## YOUR GOAL:
Check every line of the data for the word "Windows", and copy those that have it.

(Records from a data collection)

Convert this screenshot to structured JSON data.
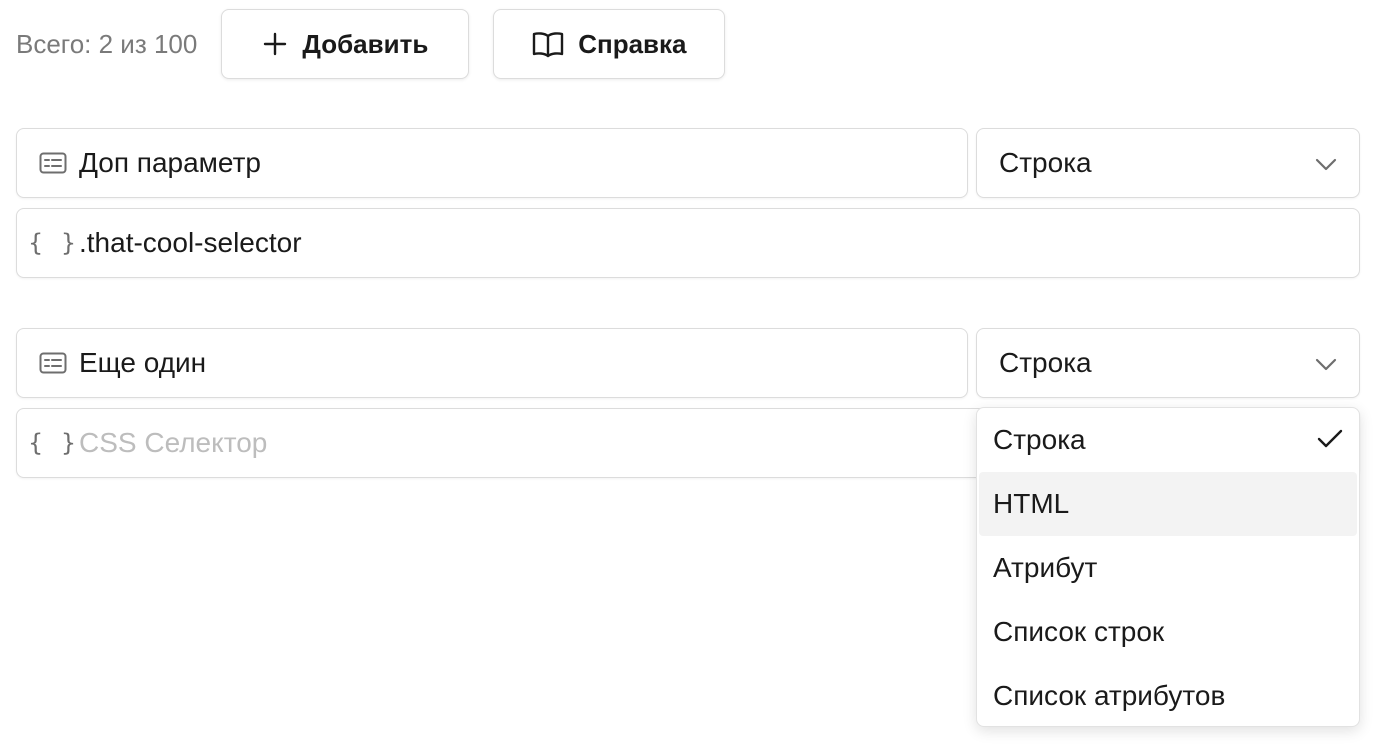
{
  "toolbar": {
    "total_label": "Всего: 2 из 100",
    "add_label": "Добавить",
    "help_label": "Справка"
  },
  "params": [
    {
      "name": "Доп параметр",
      "type": "Строка",
      "selector": ".that-cool-selector",
      "selector_placeholder": "CSS Селектор"
    },
    {
      "name": "Еще один",
      "type": "Строка",
      "selector": "",
      "selector_placeholder": "CSS Селектор"
    }
  ],
  "dropdown": {
    "options": [
      "Строка",
      "HTML",
      "Атрибут",
      "Список строк",
      "Список атрибутов"
    ],
    "selected": "Строка",
    "hovered": "HTML"
  },
  "icons": {
    "add": "plus-icon",
    "help": "book-icon",
    "name": "card-text-icon",
    "selector": "braces-icon",
    "select": "chevron-down-icon",
    "selected": "check-icon"
  },
  "colors": {
    "border": "#dcdcdc",
    "muted_text": "#7a7a7a",
    "placeholder": "#bdbdbd",
    "hover_bg": "#f3f3f3"
  }
}
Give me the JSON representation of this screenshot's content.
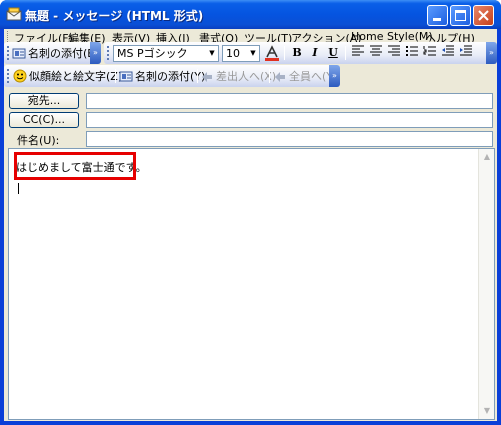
{
  "window": {
    "title": "無題 - メッセージ (HTML 形式)",
    "accent": "#0a5fe8"
  },
  "menu": {
    "items": [
      "ファイル(F)",
      "編集(E)",
      "表示(V)",
      "挿入(I)",
      "書式(O)",
      "ツール(T)",
      "アクション(A)",
      "Home Style(M)",
      "ヘルプ(H)"
    ]
  },
  "toolbar1": {
    "business_card": "名刺の添付(B)",
    "font": "MS Pゴシック",
    "size": "10",
    "bold": "B",
    "italic": "I",
    "underline": "U"
  },
  "toolbar2": {
    "face_mark": "似顔絵と絵文字(Z)",
    "business_card": "名刺の添付(Y)",
    "insert_sender": "差出人へ(X)",
    "all_members": "全員へ(Y)"
  },
  "fields": {
    "to_button": "宛先...",
    "cc_button": "CC(C)...",
    "subject_label": "件名(U):",
    "to_value": "",
    "cc_value": "",
    "subject_value": ""
  },
  "body": {
    "text": "はじめまして富士通です。",
    "highlight_color": "#e60000"
  }
}
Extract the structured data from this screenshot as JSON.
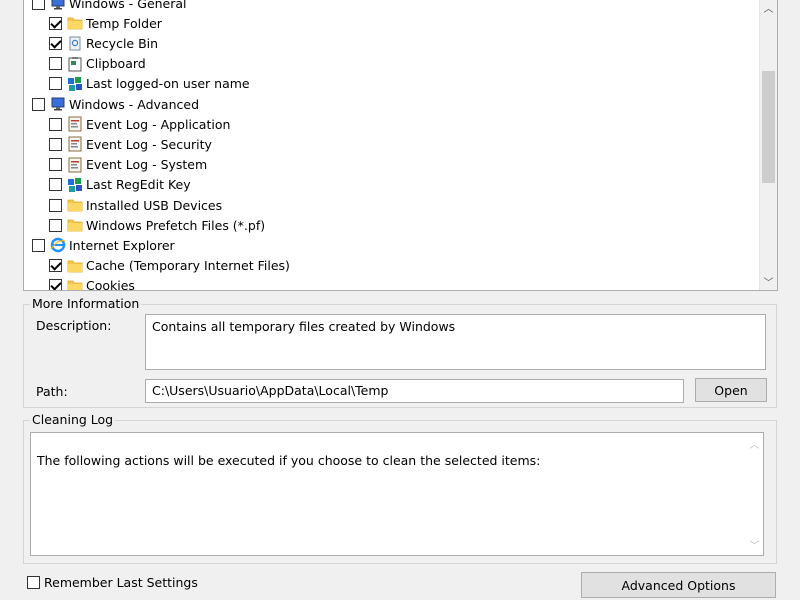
{
  "tree": {
    "items": [
      {
        "label": "Windows - General",
        "checked": false,
        "level": 0,
        "icon": "computer-icon"
      },
      {
        "label": "Temp Folder",
        "checked": true,
        "level": 1,
        "icon": "folder-icon"
      },
      {
        "label": "Recycle Bin",
        "checked": true,
        "level": 1,
        "icon": "recycle-bin-icon"
      },
      {
        "label": "Clipboard",
        "checked": false,
        "level": 1,
        "icon": "clipboard-icon"
      },
      {
        "label": "Last logged-on user name",
        "checked": false,
        "level": 1,
        "icon": "registry-icon"
      },
      {
        "label": "Windows - Advanced",
        "checked": false,
        "level": 0,
        "icon": "computer-icon"
      },
      {
        "label": "Event Log - Application",
        "checked": false,
        "level": 1,
        "icon": "event-log-icon"
      },
      {
        "label": "Event Log - Security",
        "checked": false,
        "level": 1,
        "icon": "event-log-icon"
      },
      {
        "label": "Event Log - System",
        "checked": false,
        "level": 1,
        "icon": "event-log-icon"
      },
      {
        "label": "Last RegEdit Key",
        "checked": false,
        "level": 1,
        "icon": "registry-icon"
      },
      {
        "label": "Installed USB Devices",
        "checked": false,
        "level": 1,
        "icon": "folder-icon"
      },
      {
        "label": "Windows Prefetch Files (*.pf)",
        "checked": false,
        "level": 1,
        "icon": "folder-icon"
      },
      {
        "label": "Internet Explorer",
        "checked": false,
        "level": 0,
        "icon": "internet-explorer-icon"
      },
      {
        "label": "Cache (Temporary Internet Files)",
        "checked": true,
        "level": 1,
        "icon": "folder-icon"
      },
      {
        "label": "Cookies",
        "checked": true,
        "level": 1,
        "icon": "folder-icon"
      }
    ]
  },
  "more_info": {
    "title": "More Information",
    "description_label": "Description:",
    "description_value": "Contains all temporary files created by Windows",
    "path_label": "Path:",
    "path_value": "C:\\Users\\Usuario\\AppData\\Local\\Temp",
    "open_button": "Open"
  },
  "cleaning_log": {
    "title": "Cleaning Log",
    "text": "The following actions will be executed if you choose to clean the selected items:"
  },
  "footer": {
    "remember_label": "Remember Last Settings",
    "remember_checked": false,
    "advanced_button": "Advanced Options"
  }
}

## SOLVED EXERCISE:
        "label": "Windows - General",
        "label": "Windows - Advanced",
        "label": "Windows Prefetch Files (*.pf)",
    "description_value": "Contains all temporary files created by Windows",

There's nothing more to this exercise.